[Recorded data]
━━━

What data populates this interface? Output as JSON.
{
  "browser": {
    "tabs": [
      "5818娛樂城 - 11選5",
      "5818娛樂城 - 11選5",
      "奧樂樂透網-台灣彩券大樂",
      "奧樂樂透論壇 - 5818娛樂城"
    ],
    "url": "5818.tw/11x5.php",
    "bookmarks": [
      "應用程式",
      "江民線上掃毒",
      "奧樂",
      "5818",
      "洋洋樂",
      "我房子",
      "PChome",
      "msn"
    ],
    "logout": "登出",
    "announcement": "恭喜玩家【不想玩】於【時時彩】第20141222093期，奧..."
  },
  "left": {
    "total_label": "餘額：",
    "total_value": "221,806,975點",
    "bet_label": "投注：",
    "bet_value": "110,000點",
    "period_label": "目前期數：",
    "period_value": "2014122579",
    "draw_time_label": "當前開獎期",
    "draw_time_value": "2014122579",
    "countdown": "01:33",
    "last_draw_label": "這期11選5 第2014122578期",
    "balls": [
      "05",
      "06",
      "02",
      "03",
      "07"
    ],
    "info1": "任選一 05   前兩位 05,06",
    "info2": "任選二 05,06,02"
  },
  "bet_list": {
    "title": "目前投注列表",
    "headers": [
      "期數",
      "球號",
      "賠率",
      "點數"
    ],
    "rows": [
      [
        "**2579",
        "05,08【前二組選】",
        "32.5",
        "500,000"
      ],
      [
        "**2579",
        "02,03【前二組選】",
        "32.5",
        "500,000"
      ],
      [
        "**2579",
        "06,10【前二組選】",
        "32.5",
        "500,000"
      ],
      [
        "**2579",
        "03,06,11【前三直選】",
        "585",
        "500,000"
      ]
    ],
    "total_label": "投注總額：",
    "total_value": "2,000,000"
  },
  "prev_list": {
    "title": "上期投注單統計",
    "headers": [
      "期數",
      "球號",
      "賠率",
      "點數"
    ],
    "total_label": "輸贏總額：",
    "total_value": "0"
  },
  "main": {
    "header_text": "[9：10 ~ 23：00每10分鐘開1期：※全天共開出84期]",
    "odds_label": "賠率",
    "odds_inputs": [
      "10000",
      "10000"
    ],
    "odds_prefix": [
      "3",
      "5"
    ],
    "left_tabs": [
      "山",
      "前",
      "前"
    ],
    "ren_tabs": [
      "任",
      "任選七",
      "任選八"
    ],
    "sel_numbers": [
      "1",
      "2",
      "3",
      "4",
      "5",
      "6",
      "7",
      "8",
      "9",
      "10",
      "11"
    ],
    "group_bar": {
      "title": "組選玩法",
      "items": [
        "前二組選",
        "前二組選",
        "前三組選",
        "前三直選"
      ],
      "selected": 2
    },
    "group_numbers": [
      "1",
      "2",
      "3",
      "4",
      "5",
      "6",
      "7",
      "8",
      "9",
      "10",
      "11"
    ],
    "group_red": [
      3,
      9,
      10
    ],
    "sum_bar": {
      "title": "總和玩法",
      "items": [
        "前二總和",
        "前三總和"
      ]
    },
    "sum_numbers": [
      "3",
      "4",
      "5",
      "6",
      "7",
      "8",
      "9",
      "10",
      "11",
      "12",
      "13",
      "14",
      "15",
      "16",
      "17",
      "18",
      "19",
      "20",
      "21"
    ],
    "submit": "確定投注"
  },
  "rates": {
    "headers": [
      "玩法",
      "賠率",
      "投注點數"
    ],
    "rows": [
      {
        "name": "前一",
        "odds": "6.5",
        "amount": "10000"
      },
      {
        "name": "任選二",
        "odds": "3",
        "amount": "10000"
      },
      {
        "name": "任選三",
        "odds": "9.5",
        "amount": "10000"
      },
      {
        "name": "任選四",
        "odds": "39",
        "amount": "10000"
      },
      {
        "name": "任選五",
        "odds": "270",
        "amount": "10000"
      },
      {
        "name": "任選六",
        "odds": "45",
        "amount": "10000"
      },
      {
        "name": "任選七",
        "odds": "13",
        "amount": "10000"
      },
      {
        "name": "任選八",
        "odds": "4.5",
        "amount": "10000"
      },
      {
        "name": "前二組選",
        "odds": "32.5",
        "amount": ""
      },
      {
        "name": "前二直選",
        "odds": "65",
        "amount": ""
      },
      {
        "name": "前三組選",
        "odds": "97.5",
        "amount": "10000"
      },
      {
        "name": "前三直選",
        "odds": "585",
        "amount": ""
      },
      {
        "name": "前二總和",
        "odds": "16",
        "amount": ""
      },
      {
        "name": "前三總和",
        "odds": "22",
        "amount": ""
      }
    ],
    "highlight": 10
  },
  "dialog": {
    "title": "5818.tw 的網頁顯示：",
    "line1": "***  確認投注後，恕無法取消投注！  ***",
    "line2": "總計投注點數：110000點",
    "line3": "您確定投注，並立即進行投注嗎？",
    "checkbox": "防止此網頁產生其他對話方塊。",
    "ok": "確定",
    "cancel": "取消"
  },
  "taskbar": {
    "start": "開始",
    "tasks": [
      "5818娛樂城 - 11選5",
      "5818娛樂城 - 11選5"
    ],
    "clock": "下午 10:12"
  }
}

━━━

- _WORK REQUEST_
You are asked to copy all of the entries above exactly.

- _RESULT_
What data populates this interface? Output as JSON.
{
  "browser": {
    "tabs": [
      "5818娛樂城 - 11選5",
      "5818娛樂城 - 11選5",
      "奧樂樂透網-台灣彩券大樂",
      "奧樂樂透論壇 - 5818娛樂城"
    ],
    "url": "5818.tw/11x5.php",
    "bookmarks": [
      "應用程式",
      "江民線上掃毒",
      "奧樂",
      "5818",
      "洋洋樂",
      "我房子",
      "PChome",
      "msn"
    ],
    "logout": "登出",
    "announcement": "恭喜玩家【不想玩】於【時時彩】第20141222093期，奧..."
  },
  "left": {
    "total_label": "餘額：",
    "total_value": "221,806,975點",
    "bet_label": "投注：",
    "bet_value": "110,000點",
    "period_label": "目前期數：",
    "period_value": "2014122579",
    "draw_time_label": "當前開獎期",
    "draw_time_value": "2014122579",
    "countdown": "01:33",
    "last_draw_label": "這期11選5 第2014122578期",
    "balls": [
      "05",
      "06",
      "02",
      "03",
      "07"
    ],
    "info1": "任選一 05   前兩位 05,06",
    "info2": "任選二 05,06,02"
  },
  "bet_list": {
    "title": "目前投注列表",
    "headers": [
      "期數",
      "球號",
      "賠率",
      "點數"
    ],
    "rows": [
      [
        "**2579",
        "05,08【前二組選】",
        "32.5",
        "500,000"
      ],
      [
        "**2579",
        "02,03【前二組選】",
        "32.5",
        "500,000"
      ],
      [
        "**2579",
        "06,10【前二組選】",
        "32.5",
        "500,000"
      ],
      [
        "**2579",
        "03,06,11【前三直選】",
        "585",
        "500,000"
      ]
    ],
    "total_label": "投注總額：",
    "total_value": "2,000,000"
  },
  "prev_list": {
    "title": "上期投注單統計",
    "headers": [
      "期數",
      "球號",
      "賠率",
      "點數"
    ],
    "total_label": "輸贏總額：",
    "total_value": "0"
  },
  "main": {
    "header_text": "[9：10 ~ 23：00每10分鐘開1期：※全天共開出84期]",
    "odds_label": "賠率",
    "odds_inputs": [
      "10000",
      "10000"
    ],
    "odds_prefix": [
      "3",
      "5"
    ],
    "left_tabs": [
      "山",
      "前",
      "前"
    ],
    "ren_tabs": [
      "任",
      "任選七",
      "任選八"
    ],
    "sel_numbers": [
      "1",
      "2",
      "3",
      "4",
      "5",
      "6",
      "7",
      "8",
      "9",
      "10",
      "11"
    ],
    "group_bar": {
      "title": "組選玩法",
      "items": [
        "前二組選",
        "前二組選",
        "前三組選",
        "前三直選"
      ],
      "selected": 2
    },
    "group_numbers": [
      "1",
      "2",
      "3",
      "4",
      "5",
      "6",
      "7",
      "8",
      "9",
      "10",
      "11"
    ],
    "group_red": [
      3,
      9,
      10
    ],
    "sum_bar": {
      "title": "總和玩法",
      "items": [
        "前二總和",
        "前三總和"
      ]
    },
    "sum_numbers": [
      "3",
      "4",
      "5",
      "6",
      "7",
      "8",
      "9",
      "10",
      "11",
      "12",
      "13",
      "14",
      "15",
      "16",
      "17",
      "18",
      "19",
      "20",
      "21"
    ],
    "submit": "確定投注"
  },
  "rates": {
    "headers": [
      "玩法",
      "賠率",
      "投注點數"
    ],
    "rows": [
      {
        "name": "前一",
        "odds": "6.5",
        "amount": "10000"
      },
      {
        "name": "任選二",
        "odds": "3",
        "amount": "10000"
      },
      {
        "name": "任選三",
        "odds": "9.5",
        "amount": "10000"
      },
      {
        "name": "任選四",
        "odds": "39",
        "amount": "10000"
      },
      {
        "name": "任選五",
        "odds": "270",
        "amount": "10000"
      },
      {
        "name": "任選六",
        "odds": "45",
        "amount": "10000"
      },
      {
        "name": "任選七",
        "odds": "13",
        "amount": "10000"
      },
      {
        "name": "任選八",
        "odds": "4.5",
        "amount": "10000"
      },
      {
        "name": "前二組選",
        "odds": "32.5",
        "amount": ""
      },
      {
        "name": "前二直選",
        "odds": "65",
        "amount": ""
      },
      {
        "name": "前三組選",
        "odds": "97.5",
        "amount": "10000"
      },
      {
        "name": "前三直選",
        "odds": "585",
        "amount": ""
      },
      {
        "name": "前二總和",
        "odds": "16",
        "amount": ""
      },
      {
        "name": "前三總和",
        "odds": "22",
        "amount": ""
      }
    ],
    "highlight": 10
  },
  "dialog": {
    "title": "5818.tw 的網頁顯示：",
    "line1": "***  確認投注後，恕無法取消投注！  ***",
    "line2": "總計投注點數：110000點",
    "line3": "您確定投注，並立即進行投注嗎？",
    "checkbox": "防止此網頁產生其他對話方塊。",
    "ok": "確定",
    "cancel": "取消"
  },
  "taskbar": {
    "start": "開始",
    "tasks": [
      "5818娛樂城 - 11選5",
      "5818娛樂城 - 11選5"
    ],
    "clock": "下午 10:12"
  }
}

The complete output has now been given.